• _RECORDS TO PROCESS_:
+++++

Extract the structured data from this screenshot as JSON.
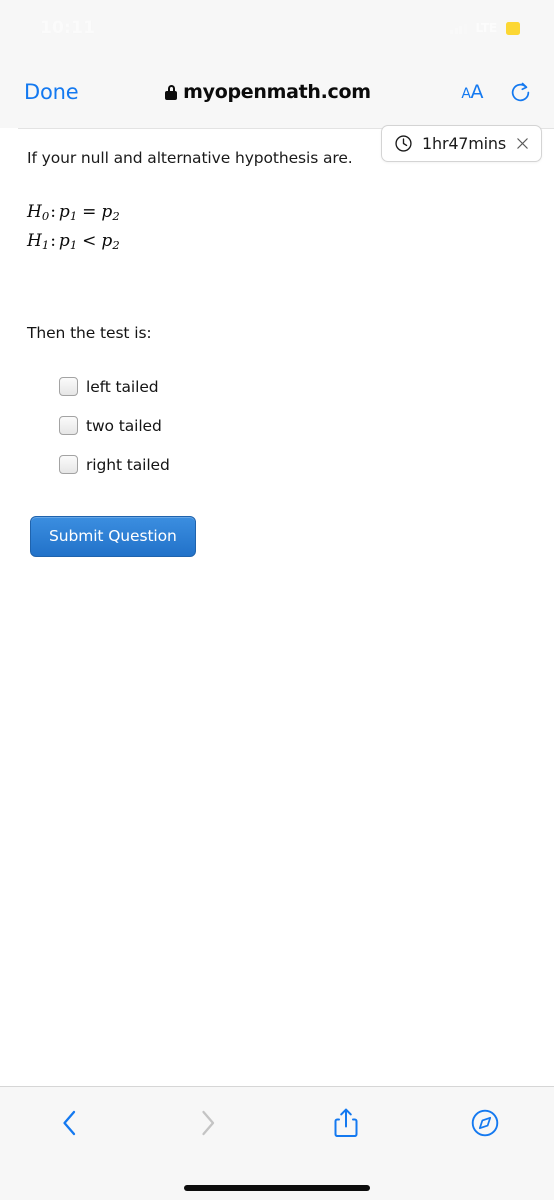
{
  "status_bar": {
    "time": "10:11",
    "signal_icon": "cellular-signal-icon",
    "network_label": "LTE",
    "battery_icon": "battery-icon",
    "battery_color": "#fcd734"
  },
  "browser_bar": {
    "done_label": "Done",
    "lock_icon": "lock-icon",
    "url": "myopenmath.com",
    "text_size_small": "A",
    "text_size_large": "A",
    "reload_icon": "reload-icon",
    "accent_color": "#1479f0"
  },
  "timer": {
    "clock_icon": "clock-icon",
    "label": "1hr47mins",
    "close_icon": "close-icon"
  },
  "question": {
    "prompt": "If your null and alternative hypothesis are.",
    "math": [
      {
        "hyp": "H",
        "hyp_sub": "0",
        "lhs": "p",
        "lhs_sub": "1",
        "operator": "=",
        "rhs": "p",
        "rhs_sub": "2"
      },
      {
        "hyp": "H",
        "hyp_sub": "1",
        "lhs": "p",
        "lhs_sub": "1",
        "operator": "<",
        "rhs": "p",
        "rhs_sub": "2"
      }
    ],
    "instruction": "Then the test is:",
    "options": [
      {
        "label": "left tailed",
        "checked": false
      },
      {
        "label": "two tailed",
        "checked": false
      },
      {
        "label": "right tailed",
        "checked": false
      }
    ],
    "submit_label": "Submit Question",
    "submit_color": "#2272c9"
  },
  "bottom_toolbar": {
    "back_icon": "chevron-left-icon",
    "forward_icon": "chevron-right-icon",
    "share_icon": "share-icon",
    "safari_icon": "safari-compass-icon",
    "active_color": "#1479f0",
    "disabled_color": "#c4c4c4"
  }
}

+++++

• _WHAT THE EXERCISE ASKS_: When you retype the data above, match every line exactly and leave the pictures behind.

• _WRITTEN RESPONSE_:
Extract the structured data from this screenshot as JSON.
{
  "status_bar": {
    "time": "10:11",
    "signal_icon": "cellular-signal-icon",
    "network_label": "LTE",
    "battery_icon": "battery-icon",
    "battery_color": "#fcd734"
  },
  "browser_bar": {
    "done_label": "Done",
    "lock_icon": "lock-icon",
    "url": "myopenmath.com",
    "text_size_small": "A",
    "text_size_large": "A",
    "reload_icon": "reload-icon",
    "accent_color": "#1479f0"
  },
  "timer": {
    "clock_icon": "clock-icon",
    "label": "1hr47mins",
    "close_icon": "close-icon"
  },
  "question": {
    "prompt": "If your null and alternative hypothesis are.",
    "math": [
      {
        "hyp": "H",
        "hyp_sub": "0",
        "lhs": "p",
        "lhs_sub": "1",
        "operator": "=",
        "rhs": "p",
        "rhs_sub": "2"
      },
      {
        "hyp": "H",
        "hyp_sub": "1",
        "lhs": "p",
        "lhs_sub": "1",
        "operator": "<",
        "rhs": "p",
        "rhs_sub": "2"
      }
    ],
    "instruction": "Then the test is:",
    "options": [
      {
        "label": "left tailed",
        "checked": false
      },
      {
        "label": "two tailed",
        "checked": false
      },
      {
        "label": "right tailed",
        "checked": false
      }
    ],
    "submit_label": "Submit Question",
    "submit_color": "#2272c9"
  },
  "bottom_toolbar": {
    "back_icon": "chevron-left-icon",
    "forward_icon": "chevron-right-icon",
    "share_icon": "share-icon",
    "safari_icon": "safari-compass-icon",
    "active_color": "#1479f0",
    "disabled_color": "#c4c4c4"
  }
}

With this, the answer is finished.